It might be challenging to identify foods that contain the proper bacteria and nutrients (probiotics and prebiotics) in the right amounts if you’re seeking to follow a diet that can help to develop and support a healthy gut microbiota.

The good news is that research revealed at Nutrition 2023, the American Society of Nutrition’s annual meeting, does a lot of the legwork by identifying the foods with the highest concentrations of prebiotics.

Researchers identified the foods that contain the highest concentrations of prebiotics after examining the prebiotic content of thousands of foods:

Green dandelion

Sunchokes, commonly referred to as Jerusalem artichokes

Garlic Leeks Onions
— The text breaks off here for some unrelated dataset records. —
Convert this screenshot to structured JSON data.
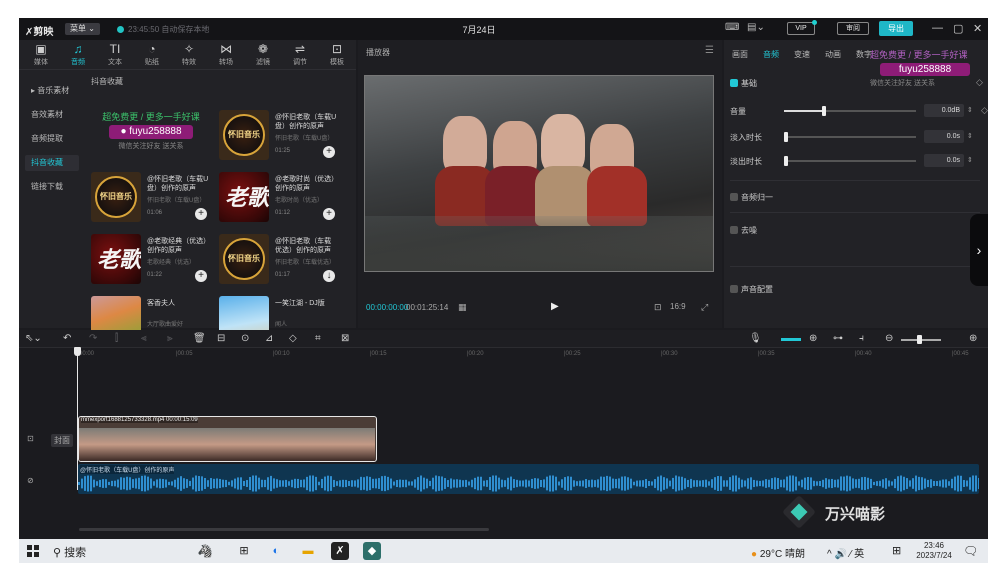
{
  "titlebar": {
    "app_name": "剪映",
    "menu_label": "菜单 ⌄",
    "status": "23:45:50 自动保存本地",
    "project_title": "7月24日",
    "vip_label": "VIP",
    "review_label": "审阅",
    "export_label": "导出",
    "window_controls": [
      "—",
      "▢",
      "✕"
    ]
  },
  "media_tools": [
    {
      "icon": "media-icon",
      "glyph": "▣",
      "label": "媒体"
    },
    {
      "icon": "audio-icon",
      "glyph": "♫",
      "label": "音频",
      "active": true
    },
    {
      "icon": "text-icon",
      "glyph": "TI",
      "label": "文本"
    },
    {
      "icon": "sticker-icon",
      "glyph": "◔",
      "label": "贴纸"
    },
    {
      "icon": "effects-icon",
      "glyph": "✧",
      "label": "特效"
    },
    {
      "icon": "transition-icon",
      "glyph": "⋈",
      "label": "转场"
    },
    {
      "icon": "filter-icon",
      "glyph": "❁",
      "label": "滤镜"
    },
    {
      "icon": "adjust-icon",
      "glyph": "⇌",
      "label": "调节"
    },
    {
      "icon": "template-icon",
      "glyph": "⊡",
      "label": "模板"
    }
  ],
  "media_side": [
    {
      "label": "▸ 音乐素材"
    },
    {
      "label": "音效素材"
    },
    {
      "label": "音频提取"
    },
    {
      "label": "抖音收藏",
      "active": true
    },
    {
      "label": "链接下载"
    }
  ],
  "media_grid_title": "抖音收藏",
  "watermark": {
    "line1": "超免费更 / 更多一手好课",
    "account": "fuyu258888",
    "line3": "微信关注好友 送关系"
  },
  "music_cards": [
    {
      "title": "@怀旧老歌（车载U盘）创作的原声",
      "sub": "怀旧老歌（车载U盘）",
      "duration": "01:25",
      "thumb_text": "怀旧音乐",
      "style": "disc",
      "action": "+"
    },
    {
      "title": "@怀旧老歌（车载U盘）创作的原声",
      "sub": "怀旧老歌（车载U盘）",
      "duration": "01:06",
      "thumb_text": "怀旧音乐",
      "style": "disc",
      "action": "+"
    },
    {
      "title": "@老歌时尚（优选）创作的原声",
      "sub": "老歌时尚（优选）",
      "duration": "01:12",
      "thumb_text": "老歌",
      "style": "calli",
      "action": "+"
    },
    {
      "title": "@老歌经典（优选）创作的原声",
      "sub": "老歌经典（优选）",
      "duration": "01:22",
      "thumb_text": "老歌",
      "style": "calli",
      "action": "+"
    },
    {
      "title": "@怀旧老歌（车载优选）创作的原声",
      "sub": "怀旧老歌（车载优选）",
      "duration": "01:17",
      "thumb_text": "怀旧音乐",
      "style": "disc",
      "action": "↓"
    },
    {
      "title": "客香夫人",
      "sub": "大厅歌曲爱好",
      "duration": "",
      "thumb_text": "",
      "style": "photo",
      "action": ""
    },
    {
      "title": "一笑江湖 - DJ版",
      "sub": "闻人",
      "duration": "",
      "thumb_text": "",
      "style": "photo2",
      "action": ""
    }
  ],
  "player": {
    "title": "播放器",
    "current_time": "00:00:00:00",
    "duration": "00:01:25:14",
    "play_icon": "▶",
    "ratio_label": "16:9"
  },
  "props": {
    "tabs": [
      {
        "label": "画面"
      },
      {
        "label": "音频",
        "active": true
      },
      {
        "label": "变速"
      },
      {
        "label": "动画"
      },
      {
        "label": "数字"
      }
    ],
    "basic_label": "基础",
    "volume_label": "音量",
    "volume_value": "0.0dB",
    "volume_level": 0.3,
    "fade_in_label": "淡入时长",
    "fade_in_value": "0.0s",
    "fade_out_label": "淡出时长",
    "fade_out_value": "0.0s",
    "normalize_label": "音频归一",
    "denoise_label": "去噪",
    "voice_label": "声音配置"
  },
  "timeline": {
    "ruler_ticks": [
      "00:00",
      "|00:05",
      "|00:10",
      "|00:15",
      "|00:20",
      "|00:25",
      "|00:30",
      "|00:35",
      "|00:40",
      "|00:45"
    ],
    "cover_label": "封面",
    "video_clip_name": "mmexport1688125733328.mp4  00:00:15:09",
    "audio_clip_name": "@怀旧老歌（车载U盘）创作的原声"
  },
  "brand": {
    "name": "万兴喵影"
  },
  "taskbar": {
    "search_label": "搜索",
    "weather": "29°C 晴朗",
    "tray": "^ 🔊 ⁄ 英",
    "time": "23:46",
    "date": "2023/7/24"
  },
  "colors": {
    "accent": "#22c8d6",
    "bg": "#1b1b1f",
    "panel": "#222226",
    "audio_track": "#0f3550",
    "watermark_purple": "#8e1c77"
  }
}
Prebiotic-rich foods also include high levels of fiber, which has been demonstrated to improve bowel health, keep you “regular,” and make you feel fuller for longer, according to the U.S. Food and Drug Administration (FDA), in addition to boosting gut health.

According to earlier research, eating foods high in prebiotics is good for your health, according to study coauthor Cassandra Boyd, a graduate student at California’s San José State University. “Eating in a way to promote microbiome wellness while eating more fiber may be more attainable and accessible than you think,” she continued.

What are prebiotics and probiotics, and why are they important?

Prebiotics and dietary fibers are sometimes used interchangeably, although the International Scientific Association for Probiotics and Prebiotics (ISAPP) states that only a small portion of dietary fibers constitute prebiotics.

Gail Cresci, PhD, RD, a microbiome researcher from Cleveland Clinic Children’s in Ohio, explains that prebiotics are a form of dietary fiber that we, the host, cannot digest but that some microorganisms of the gut microbiota can.

In other words, prebiotics evade digestion and enter the colon, where some types of gut microbes can digest them. Prebiotics are able to support the gut microbiota’s ideal composition as a result, and this interaction can result in metabolites that have positive health effects, according to Dr. Cresci.

According to the National Institutes of Health, prebiotics are distinct from and should not be confused with probiotics, the live microorganisms present in fermented foods like tempeh, miso, sauerkraut, cultured milk, and yogurt that can help increase the diversity of the microbiome.

Consider it like this: Probiotics include live microbes, whereas prebiotics are “food” for the microbiome. Both may be advantageous to the health of the microbiome, but they function differently.

What Is a Sunchoke, Also Called a Jerusalem Artichoke?

According to the University of Michigan, the Jerusalem artichoke (Helianthus tuberosus), despite its name, has nothing to do with Jerusalem and isn’t even an artichoke. Instead, the plant is connected to sunflowers. Its edible tuber, sometimes known as a sunchoke, is a ginger-like, knobby root vegetable with a mildly sweet and nutty flavor.

The risk of obesity and other chronic diseases may be lowered thanks to a diverse, healthy microbiome.

“We are still learning, but current evidence suggests that the gut microbiome supports overall health and well-being through its role in digestion, production of beneficial metabolites, supporting immunity, pathogen exclusion, and maintaining gut barrier function,” says Cresci, citing an analysis published in Signal Transduction and Targeted Therapy in April 2022.

A study that was published in the March 2022 issue of Biomedicine & Pharmacotherapy found some evidence linking obesity and obesity-related disorders including type 2 diabetes to a lack of microbiome diversity.

What Foods Have the Highest Prebiotic Content?

The Food and Nutrient Database for Dietary Studies, a tool used by many experts to investigate nutrition and health, has more than 8,000 foods. For the study, researchers used previously published scientific findings to examine the prebiotic content of these meals.

Prebiotics were discovered to be present in more than one-third of those foods. The highest concentrations, which ranged from roughly 100 to 240 milligrams of prebiotics per gram of food (mg/g), were found in dandelion greens, sunchokes, garlic, leeks, and onions.

Other foods high in prebiotics included asparagus, creamed onions, cowpeas, onion rings, and Kellogg’s All-Bran cereal, all of which had 50–60 mg/g.

Items containing wheat are ranked lower. Dairy products, eggs, oils, and meats are examples of foods with minimal or no prebiotic content.

According to the scientists, the results of the preliminary literature assessment indicate that a variety of prebiotics are present in onions and foods that are connected to onions.